INPUT DATA ->
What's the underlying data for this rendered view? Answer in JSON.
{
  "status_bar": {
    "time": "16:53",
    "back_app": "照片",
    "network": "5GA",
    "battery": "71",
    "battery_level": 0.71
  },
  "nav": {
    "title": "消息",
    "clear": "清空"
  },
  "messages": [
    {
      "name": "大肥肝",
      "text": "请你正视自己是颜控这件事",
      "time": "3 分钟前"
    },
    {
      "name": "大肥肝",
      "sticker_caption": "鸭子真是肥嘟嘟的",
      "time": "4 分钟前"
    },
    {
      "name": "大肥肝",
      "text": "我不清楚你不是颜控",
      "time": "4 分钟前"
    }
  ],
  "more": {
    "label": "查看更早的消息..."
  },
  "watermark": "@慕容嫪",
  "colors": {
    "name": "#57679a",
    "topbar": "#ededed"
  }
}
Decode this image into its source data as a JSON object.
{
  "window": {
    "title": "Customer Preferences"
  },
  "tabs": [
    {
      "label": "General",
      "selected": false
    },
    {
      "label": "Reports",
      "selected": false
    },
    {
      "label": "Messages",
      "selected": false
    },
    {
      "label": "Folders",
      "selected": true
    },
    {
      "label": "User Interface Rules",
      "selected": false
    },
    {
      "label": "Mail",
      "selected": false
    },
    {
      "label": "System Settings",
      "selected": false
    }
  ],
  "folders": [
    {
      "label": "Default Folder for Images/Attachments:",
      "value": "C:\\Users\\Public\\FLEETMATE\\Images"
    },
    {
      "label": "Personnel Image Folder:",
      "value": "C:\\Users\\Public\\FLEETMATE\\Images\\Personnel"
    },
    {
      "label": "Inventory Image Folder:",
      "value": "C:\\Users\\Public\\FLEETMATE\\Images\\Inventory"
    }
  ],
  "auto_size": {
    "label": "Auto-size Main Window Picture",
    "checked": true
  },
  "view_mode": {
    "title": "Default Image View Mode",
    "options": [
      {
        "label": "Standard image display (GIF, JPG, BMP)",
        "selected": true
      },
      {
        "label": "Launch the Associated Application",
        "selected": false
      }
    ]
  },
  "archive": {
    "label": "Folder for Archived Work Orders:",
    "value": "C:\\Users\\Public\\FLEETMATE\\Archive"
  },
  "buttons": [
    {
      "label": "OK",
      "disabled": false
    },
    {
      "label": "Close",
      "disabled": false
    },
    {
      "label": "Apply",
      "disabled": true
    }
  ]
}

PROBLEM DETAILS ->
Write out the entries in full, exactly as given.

SOLUTION ->
What's the underlying data for this rendered view? Answer in JSON.
{
  "status_bar": {
    "time": "16:53",
    "back_app": "照片",
    "network": "5GA",
    "battery": "71",
    "battery_level": 0.71
  },
  "nav": {
    "title": "消息",
    "clear": "清空"
  },
  "messages": [
    {
      "name": "大肥肝",
      "text": "请你正视自己是颜控这件事",
      "time": "3 分钟前"
    },
    {
      "name": "大肥肝",
      "sticker_caption": "鸭子真是肥嘟嘟的",
      "time": "4 分钟前"
    },
    {
      "name": "大肥肝",
      "text": "我不清楚你不是颜控",
      "time": "4 分钟前"
    }
  ],
  "more": {
    "label": "查看更早的消息..."
  },
  "watermark": "@慕容嫪",
  "colors": {
    "name": "#57679a",
    "topbar": "#ededed"
  }
}
Decode this image into its source data as a JSON object.
{
  "window": {
    "title": "Customer Preferences"
  },
  "tabs": [
    {
      "label": "General",
      "selected": false
    },
    {
      "label": "Reports",
      "selected": false
    },
    {
      "label": "Messages",
      "selected": false
    },
    {
      "label": "Folders",
      "selected": true
    },
    {
      "label": "User Interface Rules",
      "selected": false
    },
    {
      "label": "Mail",
      "selected": false
    },
    {
      "label": "System Settings",
      "selected": false
    }
  ],
  "folders": [
    {
      "label": "Default Folder for Images/Attachments:",
      "value": "C:\\Users\\Public\\FLEETMATE\\Images"
    },
    {
      "label": "Personnel Image Folder:",
      "value": "C:\\Users\\Public\\FLEETMATE\\Images\\Personnel"
    },
    {
      "label": "Inventory Image Folder:",
      "value": "C:\\Users\\Public\\FLEETMATE\\Images\\Inventory"
    }
  ],
  "auto_size": {
    "label": "Auto-size Main Window Picture",
    "checked": true
  },
  "view_mode": {
    "title": "Default Image View Mode",
    "options": [
      {
        "label": "Standard image display (GIF, JPG, BMP)",
        "selected": true
      },
      {
        "label": "Launch the Associated Application",
        "selected": false
      }
    ]
  },
  "archive": {
    "label": "Folder for Archived Work Orders:",
    "value": "C:\\Users\\Public\\FLEETMATE\\Archive"
  },
  "buttons": [
    {
      "label": "OK",
      "disabled": false
    },
    {
      "label": "Close",
      "disabled": false
    },
    {
      "label": "Apply",
      "disabled": true
    }
  ]
}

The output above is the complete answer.